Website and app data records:
************
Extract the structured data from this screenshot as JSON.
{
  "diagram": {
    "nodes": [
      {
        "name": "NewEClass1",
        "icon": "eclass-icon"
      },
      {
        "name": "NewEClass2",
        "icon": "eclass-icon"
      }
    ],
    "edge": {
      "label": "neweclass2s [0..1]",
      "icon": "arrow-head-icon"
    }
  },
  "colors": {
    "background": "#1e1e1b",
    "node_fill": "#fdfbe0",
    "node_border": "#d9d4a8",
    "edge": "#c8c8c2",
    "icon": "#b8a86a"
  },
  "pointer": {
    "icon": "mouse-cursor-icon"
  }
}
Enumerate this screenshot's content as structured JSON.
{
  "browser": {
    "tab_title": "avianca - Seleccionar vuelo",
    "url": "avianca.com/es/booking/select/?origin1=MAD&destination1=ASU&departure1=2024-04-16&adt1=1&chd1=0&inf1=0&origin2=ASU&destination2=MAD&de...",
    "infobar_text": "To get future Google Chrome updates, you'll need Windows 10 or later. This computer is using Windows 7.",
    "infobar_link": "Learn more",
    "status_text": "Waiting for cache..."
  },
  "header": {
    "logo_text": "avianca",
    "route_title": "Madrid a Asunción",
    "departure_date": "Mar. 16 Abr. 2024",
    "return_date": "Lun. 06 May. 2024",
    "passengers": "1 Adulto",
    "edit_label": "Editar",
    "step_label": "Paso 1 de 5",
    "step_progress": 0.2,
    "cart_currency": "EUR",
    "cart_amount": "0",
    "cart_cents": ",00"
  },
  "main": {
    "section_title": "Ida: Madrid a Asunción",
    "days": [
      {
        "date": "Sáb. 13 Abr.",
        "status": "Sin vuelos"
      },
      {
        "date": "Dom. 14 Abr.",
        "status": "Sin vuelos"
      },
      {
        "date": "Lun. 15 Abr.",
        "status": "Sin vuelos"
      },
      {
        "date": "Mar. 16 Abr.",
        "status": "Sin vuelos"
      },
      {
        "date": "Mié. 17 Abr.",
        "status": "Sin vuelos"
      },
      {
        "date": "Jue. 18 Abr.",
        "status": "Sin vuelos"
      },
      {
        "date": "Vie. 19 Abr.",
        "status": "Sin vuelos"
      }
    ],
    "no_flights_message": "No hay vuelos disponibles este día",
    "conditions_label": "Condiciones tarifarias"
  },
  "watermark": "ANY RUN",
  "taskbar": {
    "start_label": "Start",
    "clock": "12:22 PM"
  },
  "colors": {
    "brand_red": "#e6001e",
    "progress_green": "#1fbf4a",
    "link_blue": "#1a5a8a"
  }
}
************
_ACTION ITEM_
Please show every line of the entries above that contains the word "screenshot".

_RESPONSE TO THIS TASK_
Extract the structured data from this screenshot as JSON.
Enumerate this screenshot's content as structured JSON.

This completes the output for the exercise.